In early June 2011, the NTC began to soften its rhetoric. Ghoga, the NTC's vice chairman, agreed to an interview with Algerian daily Echorouk in which he said, "The Algerian and Libyan peoples are brothers. We are confident that our relations will be stronger in the coming days. We don't want to engage in conflicts with other countries especially with a brotherly country like Algeria. We also wish to see Algeria extend its support for the NTC very shortly."[6]

Despite Ghoga's efforts to mend relations with Algeria, two and a half months later, opposition fighters stormed the Algerian Embassy in Tripoli during Operation Mermaid Dawn, looting and vandalising the building. It was unclear whether the vandals had orders to target the embassy. Algerian Foreign Minister Mourad Medelci complained to United Nations Secretary General Ban Ki-moon over the incident.[7] On 24 August, the Algerian Foreign Ministry again denied the allegations Algiers had offered support to Gaddafi during the war and demanded that the NTC recant on its previous accusations as a condition for the Algerian government to recognise the council.[8]

However, when it emerged that Algeria was allegedly sheltering Gaddafi after he had fled following the NTC takeover of Tripoli, the NTC took a much harsher tone. On 29 August, it said that Algeria sheltering Gaddafi or his family members would be viewed as an "act of aggression".[9] In response, Libyan security forces closed the border with Algeria to prevent any more illicit crossings.[citation needed]

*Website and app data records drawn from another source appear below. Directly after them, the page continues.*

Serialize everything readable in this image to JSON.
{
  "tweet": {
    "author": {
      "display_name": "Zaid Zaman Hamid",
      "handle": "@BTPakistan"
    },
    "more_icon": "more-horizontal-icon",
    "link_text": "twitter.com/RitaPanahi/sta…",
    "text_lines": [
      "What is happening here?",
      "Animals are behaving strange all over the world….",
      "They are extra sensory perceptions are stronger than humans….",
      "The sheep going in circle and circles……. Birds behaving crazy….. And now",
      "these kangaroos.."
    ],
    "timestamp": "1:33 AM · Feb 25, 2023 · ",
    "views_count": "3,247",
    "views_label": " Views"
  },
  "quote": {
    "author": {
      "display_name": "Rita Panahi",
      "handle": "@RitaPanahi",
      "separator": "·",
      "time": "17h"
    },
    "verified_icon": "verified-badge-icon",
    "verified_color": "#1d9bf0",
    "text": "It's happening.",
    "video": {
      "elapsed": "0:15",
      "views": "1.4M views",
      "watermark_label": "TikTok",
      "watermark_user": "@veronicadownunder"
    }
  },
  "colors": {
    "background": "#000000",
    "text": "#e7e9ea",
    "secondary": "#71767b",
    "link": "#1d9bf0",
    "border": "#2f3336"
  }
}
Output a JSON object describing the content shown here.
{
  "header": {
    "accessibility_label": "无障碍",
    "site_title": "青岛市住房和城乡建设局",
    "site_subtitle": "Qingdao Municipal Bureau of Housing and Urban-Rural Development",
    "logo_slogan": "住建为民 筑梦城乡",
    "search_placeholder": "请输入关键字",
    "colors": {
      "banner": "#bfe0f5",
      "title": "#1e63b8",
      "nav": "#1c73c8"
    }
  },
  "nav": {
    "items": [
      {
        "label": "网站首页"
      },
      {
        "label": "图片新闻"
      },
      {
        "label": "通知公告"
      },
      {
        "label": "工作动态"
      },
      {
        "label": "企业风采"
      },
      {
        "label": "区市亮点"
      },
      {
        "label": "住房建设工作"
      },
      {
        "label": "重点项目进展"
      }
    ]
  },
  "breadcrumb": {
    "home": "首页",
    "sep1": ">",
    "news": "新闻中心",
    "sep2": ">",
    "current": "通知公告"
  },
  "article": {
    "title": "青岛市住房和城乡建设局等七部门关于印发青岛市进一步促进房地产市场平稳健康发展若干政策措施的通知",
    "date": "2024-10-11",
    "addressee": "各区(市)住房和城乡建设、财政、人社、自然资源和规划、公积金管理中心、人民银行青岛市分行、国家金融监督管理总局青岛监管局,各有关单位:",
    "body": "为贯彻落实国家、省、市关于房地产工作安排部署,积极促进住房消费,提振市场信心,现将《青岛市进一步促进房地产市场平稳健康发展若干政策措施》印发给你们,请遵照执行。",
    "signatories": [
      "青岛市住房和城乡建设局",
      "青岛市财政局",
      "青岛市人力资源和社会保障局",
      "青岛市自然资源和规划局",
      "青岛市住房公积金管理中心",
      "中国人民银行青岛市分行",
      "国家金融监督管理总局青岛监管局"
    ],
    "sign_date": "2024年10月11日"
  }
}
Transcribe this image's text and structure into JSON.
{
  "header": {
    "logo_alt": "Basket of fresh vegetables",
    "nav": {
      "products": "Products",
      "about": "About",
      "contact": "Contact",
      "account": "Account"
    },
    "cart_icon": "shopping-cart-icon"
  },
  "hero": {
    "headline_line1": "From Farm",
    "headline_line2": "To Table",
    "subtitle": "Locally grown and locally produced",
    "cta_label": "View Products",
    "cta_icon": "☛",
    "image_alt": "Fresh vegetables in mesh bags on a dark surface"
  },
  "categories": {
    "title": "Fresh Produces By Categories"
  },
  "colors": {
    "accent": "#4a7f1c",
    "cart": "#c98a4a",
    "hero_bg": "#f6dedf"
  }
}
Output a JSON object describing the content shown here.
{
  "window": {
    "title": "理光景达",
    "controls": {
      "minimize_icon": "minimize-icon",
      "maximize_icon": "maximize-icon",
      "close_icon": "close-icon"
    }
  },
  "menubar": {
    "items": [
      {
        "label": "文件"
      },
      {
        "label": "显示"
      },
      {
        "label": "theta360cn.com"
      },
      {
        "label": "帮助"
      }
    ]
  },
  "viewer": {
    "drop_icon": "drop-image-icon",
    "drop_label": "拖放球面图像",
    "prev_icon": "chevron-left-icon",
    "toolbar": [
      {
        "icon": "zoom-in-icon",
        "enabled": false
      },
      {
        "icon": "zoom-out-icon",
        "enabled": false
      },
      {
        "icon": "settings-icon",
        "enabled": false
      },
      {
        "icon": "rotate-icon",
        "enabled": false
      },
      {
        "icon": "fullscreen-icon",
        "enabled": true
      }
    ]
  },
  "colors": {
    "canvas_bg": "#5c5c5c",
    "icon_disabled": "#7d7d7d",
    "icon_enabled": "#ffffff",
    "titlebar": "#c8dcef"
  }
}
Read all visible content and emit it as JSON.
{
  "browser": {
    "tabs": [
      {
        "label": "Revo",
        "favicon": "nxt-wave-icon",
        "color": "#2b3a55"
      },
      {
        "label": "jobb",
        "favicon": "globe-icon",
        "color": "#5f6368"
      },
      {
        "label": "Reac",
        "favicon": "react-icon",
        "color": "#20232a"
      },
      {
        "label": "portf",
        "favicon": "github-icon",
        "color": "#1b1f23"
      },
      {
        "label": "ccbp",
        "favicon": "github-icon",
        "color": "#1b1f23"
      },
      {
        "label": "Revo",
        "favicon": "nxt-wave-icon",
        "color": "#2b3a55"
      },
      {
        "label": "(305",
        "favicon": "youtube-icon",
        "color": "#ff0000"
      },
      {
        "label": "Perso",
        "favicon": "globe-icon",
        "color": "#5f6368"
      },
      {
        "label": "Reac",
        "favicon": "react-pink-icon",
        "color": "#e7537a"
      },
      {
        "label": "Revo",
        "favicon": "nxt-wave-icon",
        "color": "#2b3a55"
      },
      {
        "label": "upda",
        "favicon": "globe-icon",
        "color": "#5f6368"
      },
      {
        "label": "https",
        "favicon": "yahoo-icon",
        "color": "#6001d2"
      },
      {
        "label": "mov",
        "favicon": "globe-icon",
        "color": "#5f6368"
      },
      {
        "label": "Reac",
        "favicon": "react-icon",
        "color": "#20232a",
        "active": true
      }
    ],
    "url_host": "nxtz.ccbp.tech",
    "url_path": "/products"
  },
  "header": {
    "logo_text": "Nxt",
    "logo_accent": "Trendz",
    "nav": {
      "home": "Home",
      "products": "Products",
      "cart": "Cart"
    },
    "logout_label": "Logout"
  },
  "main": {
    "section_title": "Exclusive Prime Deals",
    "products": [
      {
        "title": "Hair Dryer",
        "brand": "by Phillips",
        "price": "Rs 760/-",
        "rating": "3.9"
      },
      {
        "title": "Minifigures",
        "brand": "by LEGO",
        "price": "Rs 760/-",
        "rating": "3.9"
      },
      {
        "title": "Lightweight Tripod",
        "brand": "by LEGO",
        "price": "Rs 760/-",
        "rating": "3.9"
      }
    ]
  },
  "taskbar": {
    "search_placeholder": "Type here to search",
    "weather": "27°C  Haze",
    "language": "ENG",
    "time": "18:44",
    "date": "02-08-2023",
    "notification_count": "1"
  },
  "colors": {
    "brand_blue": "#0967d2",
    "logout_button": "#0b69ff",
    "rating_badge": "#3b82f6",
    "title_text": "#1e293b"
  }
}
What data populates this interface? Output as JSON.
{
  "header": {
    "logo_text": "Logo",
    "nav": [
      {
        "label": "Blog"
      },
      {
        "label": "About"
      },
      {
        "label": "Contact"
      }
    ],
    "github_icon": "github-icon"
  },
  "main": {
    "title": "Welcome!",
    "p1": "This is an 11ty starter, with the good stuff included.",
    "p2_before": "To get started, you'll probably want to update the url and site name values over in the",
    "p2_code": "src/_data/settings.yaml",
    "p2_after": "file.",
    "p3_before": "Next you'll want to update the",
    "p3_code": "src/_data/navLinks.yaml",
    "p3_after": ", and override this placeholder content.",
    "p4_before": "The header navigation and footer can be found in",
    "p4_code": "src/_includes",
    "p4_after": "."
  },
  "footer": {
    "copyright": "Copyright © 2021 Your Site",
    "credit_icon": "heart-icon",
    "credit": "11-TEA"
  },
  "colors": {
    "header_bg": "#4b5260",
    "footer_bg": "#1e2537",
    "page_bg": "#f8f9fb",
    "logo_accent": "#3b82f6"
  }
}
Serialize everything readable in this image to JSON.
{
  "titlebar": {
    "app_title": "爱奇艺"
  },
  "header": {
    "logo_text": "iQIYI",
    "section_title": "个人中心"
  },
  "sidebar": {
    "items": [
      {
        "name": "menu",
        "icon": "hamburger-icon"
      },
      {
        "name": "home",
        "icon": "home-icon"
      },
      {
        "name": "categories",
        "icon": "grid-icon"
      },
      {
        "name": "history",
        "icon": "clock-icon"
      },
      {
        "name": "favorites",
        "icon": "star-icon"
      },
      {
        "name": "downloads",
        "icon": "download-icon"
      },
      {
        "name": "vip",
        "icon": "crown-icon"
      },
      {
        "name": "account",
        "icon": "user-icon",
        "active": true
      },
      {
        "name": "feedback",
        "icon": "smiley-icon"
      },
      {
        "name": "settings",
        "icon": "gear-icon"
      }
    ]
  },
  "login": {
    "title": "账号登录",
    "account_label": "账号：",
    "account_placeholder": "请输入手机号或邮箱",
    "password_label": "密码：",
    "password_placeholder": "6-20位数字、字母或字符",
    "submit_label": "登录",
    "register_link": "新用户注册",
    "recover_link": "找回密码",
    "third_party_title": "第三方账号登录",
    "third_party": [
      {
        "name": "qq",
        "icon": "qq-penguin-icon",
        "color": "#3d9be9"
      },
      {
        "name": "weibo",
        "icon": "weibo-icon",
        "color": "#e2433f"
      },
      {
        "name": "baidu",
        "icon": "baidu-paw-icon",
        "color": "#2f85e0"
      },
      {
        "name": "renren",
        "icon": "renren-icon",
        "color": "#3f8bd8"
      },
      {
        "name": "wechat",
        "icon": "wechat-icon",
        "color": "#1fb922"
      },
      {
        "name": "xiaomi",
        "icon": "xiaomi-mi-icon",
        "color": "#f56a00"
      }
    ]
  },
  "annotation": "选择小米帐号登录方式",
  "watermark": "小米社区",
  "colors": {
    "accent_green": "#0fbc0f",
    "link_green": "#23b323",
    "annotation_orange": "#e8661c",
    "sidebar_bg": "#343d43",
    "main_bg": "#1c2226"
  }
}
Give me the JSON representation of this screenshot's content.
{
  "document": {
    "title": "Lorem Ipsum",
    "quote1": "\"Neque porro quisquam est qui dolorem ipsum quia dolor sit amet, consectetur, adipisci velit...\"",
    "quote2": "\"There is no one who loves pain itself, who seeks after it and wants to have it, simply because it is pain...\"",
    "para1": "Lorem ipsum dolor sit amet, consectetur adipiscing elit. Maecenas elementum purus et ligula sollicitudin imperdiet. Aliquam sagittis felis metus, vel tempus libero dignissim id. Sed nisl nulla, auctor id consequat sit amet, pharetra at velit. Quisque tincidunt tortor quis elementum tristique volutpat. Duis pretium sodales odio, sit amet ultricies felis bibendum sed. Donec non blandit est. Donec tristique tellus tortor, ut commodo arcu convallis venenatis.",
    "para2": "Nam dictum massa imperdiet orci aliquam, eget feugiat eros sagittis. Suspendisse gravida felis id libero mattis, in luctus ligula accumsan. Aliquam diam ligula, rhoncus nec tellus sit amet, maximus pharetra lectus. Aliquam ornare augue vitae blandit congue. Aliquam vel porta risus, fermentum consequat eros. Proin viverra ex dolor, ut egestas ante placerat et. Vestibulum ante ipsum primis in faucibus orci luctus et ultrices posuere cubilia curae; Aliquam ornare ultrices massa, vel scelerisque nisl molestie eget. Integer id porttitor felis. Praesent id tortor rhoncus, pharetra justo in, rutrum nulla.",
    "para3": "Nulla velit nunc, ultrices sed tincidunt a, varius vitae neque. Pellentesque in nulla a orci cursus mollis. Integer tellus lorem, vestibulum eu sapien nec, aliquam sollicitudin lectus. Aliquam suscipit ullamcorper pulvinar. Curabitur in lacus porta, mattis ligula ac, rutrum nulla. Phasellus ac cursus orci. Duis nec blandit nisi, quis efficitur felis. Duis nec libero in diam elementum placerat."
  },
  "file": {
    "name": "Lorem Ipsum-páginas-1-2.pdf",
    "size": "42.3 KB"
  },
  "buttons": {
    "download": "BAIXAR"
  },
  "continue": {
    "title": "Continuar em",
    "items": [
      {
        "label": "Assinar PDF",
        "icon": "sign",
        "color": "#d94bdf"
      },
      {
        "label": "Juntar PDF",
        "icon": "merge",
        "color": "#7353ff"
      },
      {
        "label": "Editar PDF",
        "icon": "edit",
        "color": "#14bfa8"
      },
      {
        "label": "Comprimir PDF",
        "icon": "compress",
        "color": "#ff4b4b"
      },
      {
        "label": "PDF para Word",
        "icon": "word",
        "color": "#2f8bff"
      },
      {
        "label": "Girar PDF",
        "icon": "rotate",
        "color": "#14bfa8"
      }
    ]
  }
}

  1. ^ a b c Entelis, John P. with Lisa Arone. "The Maghrib". Algeria: a country study Archived January 15, 2013, at the Wayback Machine.. Library of Congress Federal Research Division (December 1993). This article incorporates text from this source, which is in the public domain.
  2. ^ Al Baik, Duraid (4 March 2011). "Rebel council calls on UN to hit mercenary bases". Gulfnews. Retrieved 18 July 2011. 
  3. ^ "Algeria predicts tense ties with Libyan rebels". Al-Alam News Network. 3 May 2011. Retrieved 18 July 2011. 
  4. ^ Algeria's 'one-eyed' American general - Briefings - Al Jazeera English
  5. ^ (French)
  6. ^ "Libyan National Transition Council: "Algeria is a brotherly country"". Echorouk Online. 7 June 2011. Retrieved 5 July 2011. 
  7. ^ "Algerian Embassy In Tripoli Target Of series Of Violations". Bernama. 23 August 2011. Retrieved 25 May 2013. 
  8. ^ Walid Ramzi (24 August 2011). "Algeria to open relations with Libya transitional council". Magharebia. Retrieved 25 August 2011. 
  9. ^ "Rebels to seek return of Gaddafi family from Algeria". Reuters. 29 August 2011.